Discard stones and debris, as well as shriveled or broken beans, then rinse in cold water.
There are two methods to soak dried beans, which they require before cooking. For both methods begin by adding 4 cups of water for every cup of beans, or add enough to cover beans with an extra 2 inches of water on top. (In a very hot kitchen, refrigerate them to discourage fermentation!)
For the quick soak method bring the beans and water to a boil and boil briskly for 2 to 3 minutes, then cover and set aside for 4 hours. For the long soak method, leave the beans out at room temperature for 8 hours or overnight.
Quick soaking can remove much of the indigestible sugars that cause flatulence. The long soak method isn’t as effective for that, but the beans retain their shape better. Always discard the soaking water and use fresh water to cook in.
Be prepared for a lot of beans—most varieties expand 2 to 2½ times their size during cooking.
Simmer beans gently to keep the skins from splitting, and simmer until the beans are tender.
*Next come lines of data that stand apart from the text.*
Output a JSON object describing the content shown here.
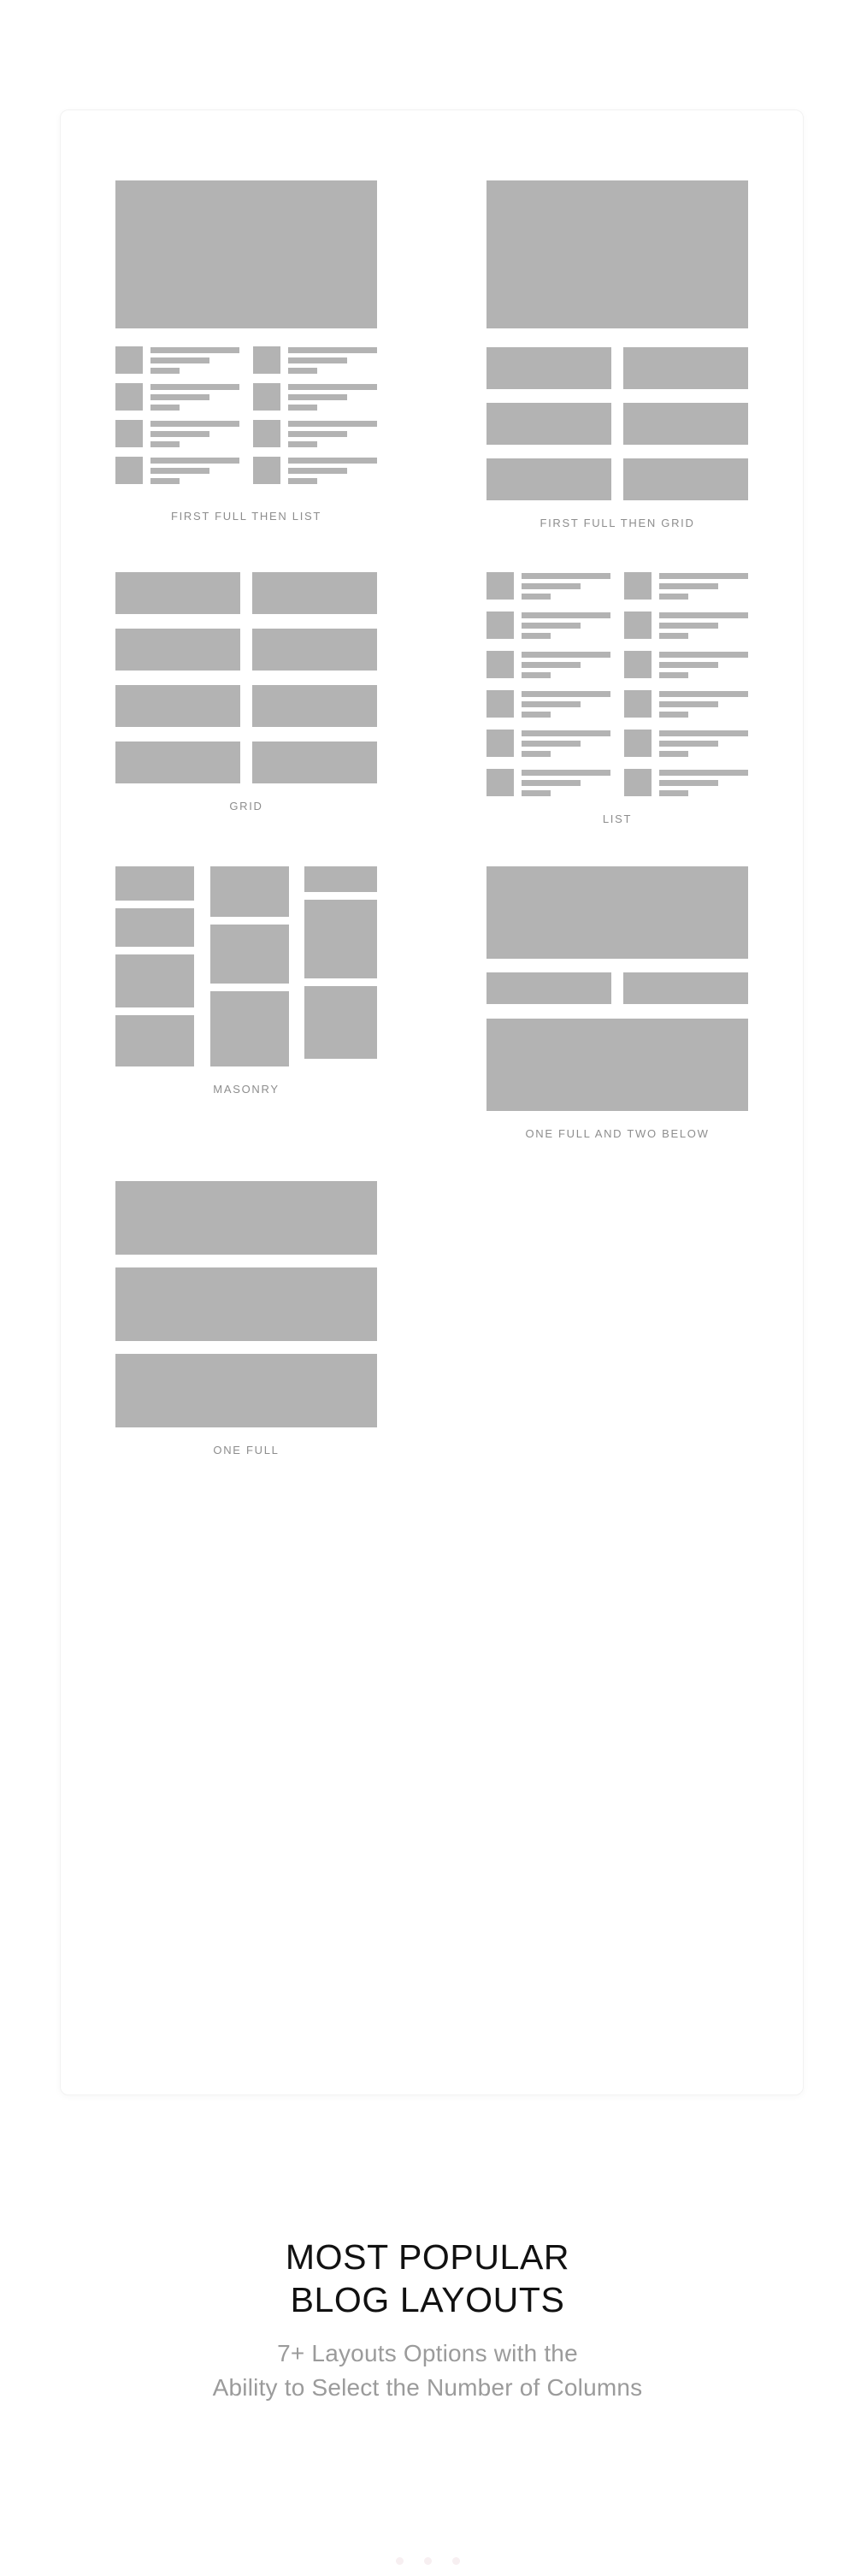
{
  "card": {
    "rows": [
      [
        {
          "id": "first-full-then-list",
          "label": "FIRST FULL THEN LIST",
          "preview_type": "hero-plus-list",
          "hero_count": 1,
          "list_rows": 4,
          "list_columns": 2
        },
        {
          "id": "first-full-then-grid",
          "label": "FIRST FULL THEN GRID",
          "preview_type": "hero-plus-grid",
          "hero_count": 1,
          "grid_rows": 3,
          "grid_columns": 2
        }
      ],
      [
        {
          "id": "grid",
          "label": "GRID",
          "preview_type": "grid",
          "grid_rows": 4,
          "grid_columns": 2
        },
        {
          "id": "list",
          "label": "LIST",
          "preview_type": "list",
          "list_rows": 6,
          "list_columns": 2
        }
      ],
      [
        {
          "id": "masonry",
          "label": "MASONRY",
          "preview_type": "masonry",
          "columns": 3,
          "column_block_heights": [
            [
              55,
              62,
              85,
              83
            ],
            [
              76,
              88,
              113
            ],
            [
              30,
              92,
              85
            ]
          ]
        },
        {
          "id": "one-full-and-two-below",
          "label": "ONE FULL AND TWO BELOW",
          "preview_type": "one-full-two-below",
          "hero_count": 1,
          "half_count": 2,
          "bottom_count": 1
        }
      ],
      [
        {
          "id": "one-full",
          "label": "ONE FULL",
          "preview_type": "one-full",
          "block_count": 3
        }
      ]
    ]
  },
  "footer": {
    "headline_line1": "MOST POPULAR",
    "headline_line2": "BLOG LAYOUTS",
    "subtitle_line1": "7+ Layouts Options with the",
    "subtitle_line2": "Ability to Select the Number of Columns"
  },
  "pagination": {
    "dot_count": 3,
    "dot_color": "#f7eff1"
  },
  "colors": {
    "placeholder": "#b3b3b3",
    "label": "#8d8d8d",
    "headline": "#111111",
    "subtitle": "#9b9b9b",
    "card_background": "#ffffff",
    "page_background": "#ffffff"
  }
}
Stir occasionally and add more water if necessary.
The beans are done when they can be easily mashed with a fork or easily pierced. Times vary depending on variety, age, size and density. Most beans fall in the 1½- to 2-hour range, although some can take as long as 4 hours.
Add seasonings in the beginning, but only add salt after the beans are tender.
Acidic ingredients should also only be added after the beans are tender, as they can lengthen cooking time and hinder tenderness.
Add olive oil to the cooking water to reduce foaming and boiling over.
Remove beans from heat and let cool in the cooking water to prevent them from drying out.
When beans and grains are combined, complete proteins are formed with all of the essential amino acids.
Slow cookers do not simmer high enough to effectively cook beans, although it would seem like such a good idea! In truth, it would take 16 hours or more—but please comment if you have found a method for slow-cooking beans. We want to know!
Read more about heirloom vegetables and seed saving.
By Melissa Breyer, Senior Producer, Care2 Green Living